Task item: Filter the entries below down to the lines that hold "content".

Saved entries:
--------------------------------
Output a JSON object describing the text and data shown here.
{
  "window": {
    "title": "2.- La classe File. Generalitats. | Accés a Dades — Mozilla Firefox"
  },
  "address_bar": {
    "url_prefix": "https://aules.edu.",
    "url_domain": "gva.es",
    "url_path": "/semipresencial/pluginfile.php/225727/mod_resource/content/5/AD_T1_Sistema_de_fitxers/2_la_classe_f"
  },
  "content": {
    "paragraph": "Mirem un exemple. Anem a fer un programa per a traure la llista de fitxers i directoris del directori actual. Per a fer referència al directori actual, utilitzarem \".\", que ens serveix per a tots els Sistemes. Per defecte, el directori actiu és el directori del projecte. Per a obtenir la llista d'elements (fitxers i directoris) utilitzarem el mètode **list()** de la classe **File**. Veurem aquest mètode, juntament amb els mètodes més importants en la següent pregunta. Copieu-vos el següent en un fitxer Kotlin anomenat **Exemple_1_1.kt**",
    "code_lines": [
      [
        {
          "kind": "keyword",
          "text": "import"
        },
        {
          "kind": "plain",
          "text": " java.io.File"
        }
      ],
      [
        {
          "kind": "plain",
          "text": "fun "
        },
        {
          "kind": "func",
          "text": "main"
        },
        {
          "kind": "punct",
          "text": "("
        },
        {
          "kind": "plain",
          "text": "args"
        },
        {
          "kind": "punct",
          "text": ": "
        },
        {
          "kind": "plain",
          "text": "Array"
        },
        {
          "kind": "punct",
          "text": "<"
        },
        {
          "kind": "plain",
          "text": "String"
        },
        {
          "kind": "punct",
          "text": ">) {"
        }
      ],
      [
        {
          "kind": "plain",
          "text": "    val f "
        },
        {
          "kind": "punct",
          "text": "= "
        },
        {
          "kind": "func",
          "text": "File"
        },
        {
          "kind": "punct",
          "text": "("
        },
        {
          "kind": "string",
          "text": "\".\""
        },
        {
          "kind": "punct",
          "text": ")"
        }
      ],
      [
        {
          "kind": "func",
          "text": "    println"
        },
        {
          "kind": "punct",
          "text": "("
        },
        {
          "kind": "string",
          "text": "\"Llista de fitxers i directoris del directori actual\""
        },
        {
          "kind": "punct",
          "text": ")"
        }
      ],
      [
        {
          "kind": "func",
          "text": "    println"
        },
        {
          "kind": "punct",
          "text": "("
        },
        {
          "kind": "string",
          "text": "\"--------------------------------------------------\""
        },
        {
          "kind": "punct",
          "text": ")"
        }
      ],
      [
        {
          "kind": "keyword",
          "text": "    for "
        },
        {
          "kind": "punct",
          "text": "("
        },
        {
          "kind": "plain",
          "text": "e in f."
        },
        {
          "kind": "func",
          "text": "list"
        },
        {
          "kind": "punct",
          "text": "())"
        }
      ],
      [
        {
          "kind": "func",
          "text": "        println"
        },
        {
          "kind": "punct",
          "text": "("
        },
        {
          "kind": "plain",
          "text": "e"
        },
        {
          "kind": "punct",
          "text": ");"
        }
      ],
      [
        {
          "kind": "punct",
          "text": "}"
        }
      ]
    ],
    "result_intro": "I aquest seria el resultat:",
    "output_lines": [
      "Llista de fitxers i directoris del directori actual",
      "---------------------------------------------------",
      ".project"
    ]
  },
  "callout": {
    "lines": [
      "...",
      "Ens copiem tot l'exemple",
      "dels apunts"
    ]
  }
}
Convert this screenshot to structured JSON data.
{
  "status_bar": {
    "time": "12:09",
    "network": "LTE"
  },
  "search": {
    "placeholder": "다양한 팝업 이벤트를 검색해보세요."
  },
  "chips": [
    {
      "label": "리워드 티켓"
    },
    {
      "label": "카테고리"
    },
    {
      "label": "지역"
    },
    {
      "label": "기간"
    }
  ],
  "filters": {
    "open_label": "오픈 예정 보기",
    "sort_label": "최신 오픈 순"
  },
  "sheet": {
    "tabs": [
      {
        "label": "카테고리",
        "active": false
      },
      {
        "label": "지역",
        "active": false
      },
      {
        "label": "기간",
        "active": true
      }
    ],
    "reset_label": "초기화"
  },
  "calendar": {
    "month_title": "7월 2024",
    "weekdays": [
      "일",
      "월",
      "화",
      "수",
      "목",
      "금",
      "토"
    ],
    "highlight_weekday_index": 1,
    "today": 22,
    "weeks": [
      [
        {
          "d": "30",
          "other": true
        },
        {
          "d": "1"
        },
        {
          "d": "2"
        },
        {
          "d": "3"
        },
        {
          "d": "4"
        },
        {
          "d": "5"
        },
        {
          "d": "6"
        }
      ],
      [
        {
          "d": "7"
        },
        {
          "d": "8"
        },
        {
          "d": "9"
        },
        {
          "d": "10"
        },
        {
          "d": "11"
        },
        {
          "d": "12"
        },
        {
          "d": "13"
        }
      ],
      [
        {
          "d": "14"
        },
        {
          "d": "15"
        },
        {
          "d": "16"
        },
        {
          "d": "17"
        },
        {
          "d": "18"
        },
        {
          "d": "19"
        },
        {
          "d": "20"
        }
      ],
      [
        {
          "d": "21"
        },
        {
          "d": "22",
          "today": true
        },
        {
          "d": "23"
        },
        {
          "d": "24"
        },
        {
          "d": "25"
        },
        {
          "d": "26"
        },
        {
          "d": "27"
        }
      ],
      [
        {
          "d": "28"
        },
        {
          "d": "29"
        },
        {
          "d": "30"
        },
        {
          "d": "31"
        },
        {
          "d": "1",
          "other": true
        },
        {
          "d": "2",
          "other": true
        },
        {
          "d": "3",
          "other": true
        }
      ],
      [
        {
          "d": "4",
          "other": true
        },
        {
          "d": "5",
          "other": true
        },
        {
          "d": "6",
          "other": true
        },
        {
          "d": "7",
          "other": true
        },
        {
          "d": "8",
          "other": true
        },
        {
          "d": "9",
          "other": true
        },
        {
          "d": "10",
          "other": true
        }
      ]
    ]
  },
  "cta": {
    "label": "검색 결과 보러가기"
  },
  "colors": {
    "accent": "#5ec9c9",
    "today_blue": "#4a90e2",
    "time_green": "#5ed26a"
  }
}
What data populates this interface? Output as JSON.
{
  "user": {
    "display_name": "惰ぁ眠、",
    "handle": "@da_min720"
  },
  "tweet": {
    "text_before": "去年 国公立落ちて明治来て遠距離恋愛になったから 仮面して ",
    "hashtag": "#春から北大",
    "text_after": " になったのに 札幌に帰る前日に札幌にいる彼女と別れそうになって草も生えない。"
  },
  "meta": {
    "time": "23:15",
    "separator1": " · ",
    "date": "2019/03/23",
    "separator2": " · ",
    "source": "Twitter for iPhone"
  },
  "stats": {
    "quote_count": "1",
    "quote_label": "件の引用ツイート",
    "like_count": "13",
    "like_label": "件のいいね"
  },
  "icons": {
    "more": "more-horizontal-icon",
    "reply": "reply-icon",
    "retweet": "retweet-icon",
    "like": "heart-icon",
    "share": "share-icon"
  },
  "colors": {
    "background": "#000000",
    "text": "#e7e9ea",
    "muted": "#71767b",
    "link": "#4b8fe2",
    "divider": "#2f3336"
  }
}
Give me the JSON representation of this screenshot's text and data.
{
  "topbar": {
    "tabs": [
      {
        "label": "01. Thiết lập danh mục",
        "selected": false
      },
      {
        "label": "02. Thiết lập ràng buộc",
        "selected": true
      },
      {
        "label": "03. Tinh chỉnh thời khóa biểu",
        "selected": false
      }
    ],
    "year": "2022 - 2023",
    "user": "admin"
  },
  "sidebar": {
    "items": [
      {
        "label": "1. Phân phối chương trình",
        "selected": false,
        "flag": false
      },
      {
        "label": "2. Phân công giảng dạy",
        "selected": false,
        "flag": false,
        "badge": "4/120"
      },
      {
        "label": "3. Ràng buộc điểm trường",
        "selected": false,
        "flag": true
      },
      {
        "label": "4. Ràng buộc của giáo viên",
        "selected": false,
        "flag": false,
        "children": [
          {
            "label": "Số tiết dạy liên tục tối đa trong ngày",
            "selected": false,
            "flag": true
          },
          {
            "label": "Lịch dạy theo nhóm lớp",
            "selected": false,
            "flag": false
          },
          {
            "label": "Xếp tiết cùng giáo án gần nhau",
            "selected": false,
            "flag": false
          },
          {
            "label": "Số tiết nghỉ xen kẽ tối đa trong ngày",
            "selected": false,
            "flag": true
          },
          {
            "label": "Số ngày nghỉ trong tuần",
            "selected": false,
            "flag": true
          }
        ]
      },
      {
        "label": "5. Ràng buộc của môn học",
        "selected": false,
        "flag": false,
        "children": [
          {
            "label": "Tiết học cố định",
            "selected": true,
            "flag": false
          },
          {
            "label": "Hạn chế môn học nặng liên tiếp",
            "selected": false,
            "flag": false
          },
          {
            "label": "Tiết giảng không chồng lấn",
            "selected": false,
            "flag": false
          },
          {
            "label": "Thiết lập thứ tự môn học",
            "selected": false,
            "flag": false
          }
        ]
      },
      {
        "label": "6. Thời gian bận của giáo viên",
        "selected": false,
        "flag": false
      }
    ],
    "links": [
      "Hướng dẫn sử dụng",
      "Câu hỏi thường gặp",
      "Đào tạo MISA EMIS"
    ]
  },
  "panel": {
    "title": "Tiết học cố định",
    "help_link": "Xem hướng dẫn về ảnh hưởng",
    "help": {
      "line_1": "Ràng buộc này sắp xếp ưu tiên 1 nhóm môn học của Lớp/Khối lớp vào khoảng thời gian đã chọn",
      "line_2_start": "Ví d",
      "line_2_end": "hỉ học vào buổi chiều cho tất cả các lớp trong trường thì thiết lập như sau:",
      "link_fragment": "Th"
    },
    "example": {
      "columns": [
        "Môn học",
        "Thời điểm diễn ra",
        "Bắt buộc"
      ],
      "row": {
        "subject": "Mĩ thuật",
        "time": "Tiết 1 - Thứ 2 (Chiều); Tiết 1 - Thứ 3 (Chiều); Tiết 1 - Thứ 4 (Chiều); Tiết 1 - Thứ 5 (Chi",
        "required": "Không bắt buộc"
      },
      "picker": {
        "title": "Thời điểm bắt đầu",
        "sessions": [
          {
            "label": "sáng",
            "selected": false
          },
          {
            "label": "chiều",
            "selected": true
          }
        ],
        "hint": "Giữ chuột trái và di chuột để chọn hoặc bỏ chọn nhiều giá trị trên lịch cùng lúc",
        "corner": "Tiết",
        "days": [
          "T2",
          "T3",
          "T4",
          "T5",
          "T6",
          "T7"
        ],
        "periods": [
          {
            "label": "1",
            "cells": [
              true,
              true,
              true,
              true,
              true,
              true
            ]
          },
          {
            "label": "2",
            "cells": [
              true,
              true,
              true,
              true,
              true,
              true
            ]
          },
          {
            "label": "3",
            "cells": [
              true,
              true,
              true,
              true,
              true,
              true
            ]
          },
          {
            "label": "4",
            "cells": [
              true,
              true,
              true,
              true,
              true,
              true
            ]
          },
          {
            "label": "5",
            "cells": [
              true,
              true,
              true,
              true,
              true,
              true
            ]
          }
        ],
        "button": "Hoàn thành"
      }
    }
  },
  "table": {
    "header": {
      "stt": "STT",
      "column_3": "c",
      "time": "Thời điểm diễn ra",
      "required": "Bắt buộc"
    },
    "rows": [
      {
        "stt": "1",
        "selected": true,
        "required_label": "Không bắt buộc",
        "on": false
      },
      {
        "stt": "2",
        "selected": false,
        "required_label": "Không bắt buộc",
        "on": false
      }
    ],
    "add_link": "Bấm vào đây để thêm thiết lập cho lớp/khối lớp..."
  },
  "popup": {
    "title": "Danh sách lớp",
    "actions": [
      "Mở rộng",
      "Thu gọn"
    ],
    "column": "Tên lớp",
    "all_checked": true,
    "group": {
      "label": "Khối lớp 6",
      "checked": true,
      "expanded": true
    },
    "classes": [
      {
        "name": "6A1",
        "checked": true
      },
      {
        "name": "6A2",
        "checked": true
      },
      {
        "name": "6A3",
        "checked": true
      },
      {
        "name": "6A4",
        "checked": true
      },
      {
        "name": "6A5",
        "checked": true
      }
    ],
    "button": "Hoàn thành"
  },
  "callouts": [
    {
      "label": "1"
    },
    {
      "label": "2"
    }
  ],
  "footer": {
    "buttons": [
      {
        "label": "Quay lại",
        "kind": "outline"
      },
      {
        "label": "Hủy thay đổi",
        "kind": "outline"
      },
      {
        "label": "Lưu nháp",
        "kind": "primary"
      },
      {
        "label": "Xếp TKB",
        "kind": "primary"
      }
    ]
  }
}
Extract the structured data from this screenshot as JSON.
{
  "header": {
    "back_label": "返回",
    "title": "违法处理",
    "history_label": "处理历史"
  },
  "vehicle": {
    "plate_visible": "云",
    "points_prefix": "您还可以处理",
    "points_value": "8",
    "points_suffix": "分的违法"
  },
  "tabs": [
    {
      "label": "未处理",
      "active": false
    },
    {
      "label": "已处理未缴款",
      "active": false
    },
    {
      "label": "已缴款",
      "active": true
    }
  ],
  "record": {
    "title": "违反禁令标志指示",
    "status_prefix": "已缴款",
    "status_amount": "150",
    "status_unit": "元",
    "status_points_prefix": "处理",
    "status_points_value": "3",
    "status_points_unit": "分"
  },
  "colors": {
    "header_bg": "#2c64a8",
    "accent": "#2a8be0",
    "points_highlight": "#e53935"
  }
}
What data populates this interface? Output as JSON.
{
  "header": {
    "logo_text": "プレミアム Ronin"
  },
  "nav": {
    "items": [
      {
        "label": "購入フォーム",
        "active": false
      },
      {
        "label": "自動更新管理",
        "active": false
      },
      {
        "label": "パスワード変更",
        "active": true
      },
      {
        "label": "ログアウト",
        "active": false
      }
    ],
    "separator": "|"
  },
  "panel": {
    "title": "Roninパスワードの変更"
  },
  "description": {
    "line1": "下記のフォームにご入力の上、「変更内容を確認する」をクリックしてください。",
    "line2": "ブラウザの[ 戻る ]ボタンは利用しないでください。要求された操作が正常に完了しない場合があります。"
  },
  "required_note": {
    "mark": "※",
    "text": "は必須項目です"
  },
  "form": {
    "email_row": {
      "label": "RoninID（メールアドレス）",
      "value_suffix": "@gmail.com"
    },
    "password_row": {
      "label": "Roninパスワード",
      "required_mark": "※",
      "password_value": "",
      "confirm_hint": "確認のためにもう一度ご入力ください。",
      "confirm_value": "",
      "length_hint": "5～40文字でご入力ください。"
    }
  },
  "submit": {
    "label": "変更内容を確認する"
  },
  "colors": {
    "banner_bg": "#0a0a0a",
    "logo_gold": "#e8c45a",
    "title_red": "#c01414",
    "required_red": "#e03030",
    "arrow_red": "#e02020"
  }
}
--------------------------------
Reply:
    "url_path": "/semipresencial/pluginfile.php/225727/mod_resource/content/5/AD_T1_Sistema_de_fitxers/2_la_classe_f"
  "content": {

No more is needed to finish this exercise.